Unemployed at 62? Do something about that before starting benefits.
You get the highest possible Social Security benefit if you wait until you’re 70 to take it. Only 3% of retirees do so. More than a third sign up at the earliest age, 62, and wind up with a sharply reduced monthly benefit. Why is that?
In many cases because they aren’t employed. They don’t know how to make ends meet without the immediate cash.
Most of these early retirees are making a mistake. They’re walking away from financial security for their later years. To preserve it they should get a job, any job, and postpone Social Security benefits.
If your earnings history qualifies you for $1,800 a month at age 62, it’s good for a $3,168 benefit if you delay your start date until 70. That incremental $1,368 is money you’ll really need in your late 70s and 80s, when you’re too old to work.
You might assume that the government has set up a fair trade-off between your starting age and your payment. With delay, you collect more per month but for fewer years. You think, in other words, that if you live to your life expectancy (late 80s, for someone now 62) you’ll get the same total whenever you begin benefits.
But the trade-off isn’t fair. It penalizes early claimers.
I have a calculator that pencils in the numbers. Go to What’s Your Social Security Benefit Worth and download the spreadsheet. Fill in age, gender, health status and projected benefit at “full retirement age” for you and your spouse.
For people now retiring, the full retirement age is between 66 and 67. You can find the projected benefit by logging into your account at the Social Security Administration.
The calculator compares two claiming strategies. One has you and your spouse claiming as soon as possible: age 62 for retirement or 60 for a survivor benefit. The other strategy is to claim late.
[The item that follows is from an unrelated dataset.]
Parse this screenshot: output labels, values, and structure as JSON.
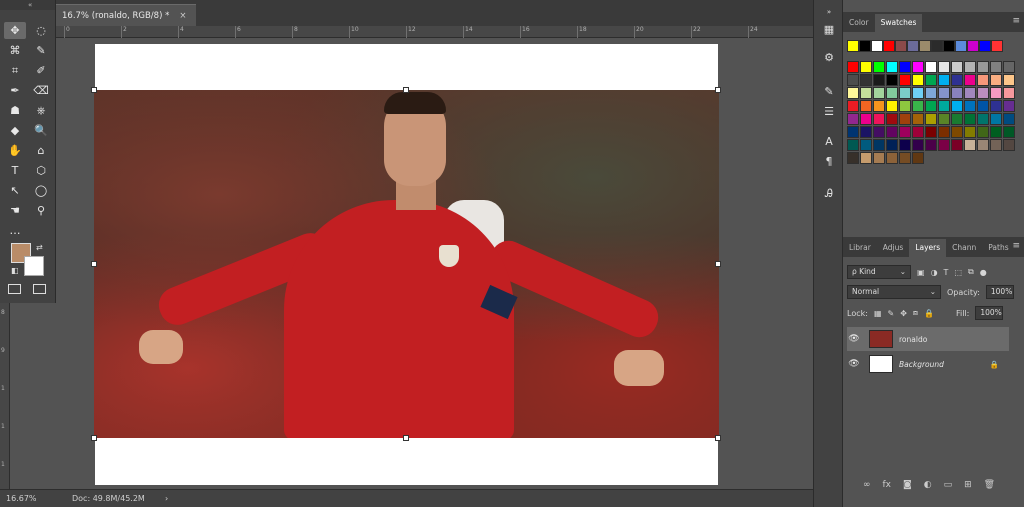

It has the higher earner waiting until 70 to start and the lesser earner in the couple picking either 66 or 70 as a starting age, whichever is more likely to yield a better lifetime total payout.
The spreadsheet figures out the present value of the two income streams, discounted for interest rates and the probabilities of survival to different ages. There’s usually a wide gulf between the two numbers. Claiming early is likely to be worth $100,000 to $200,000 less than claiming late.
The calculator takes your health into account. But you’ll be surprised to see that being in poor health doesn’t necessarily make it a good idea to start early, at least if you are the higher earner in a couple. Remember that your surviving spouse picks up your benefit when you’re gone. Delaying to age 70 means means your loved one won’t be starving 20 years from now.
While the majority of early claimers are pressed financially, a few are comfortable yet think they can do better by getting benefits early and investing the cash. They’re making a mistake, too. See Wrong Reason #2 To Claim Social Security Early.
Whichever group you’re in, check out the numbers. Before marching into a Social Security office to start benefits, see if you’re leaving $100,000 on the table.
Originally published at Forbes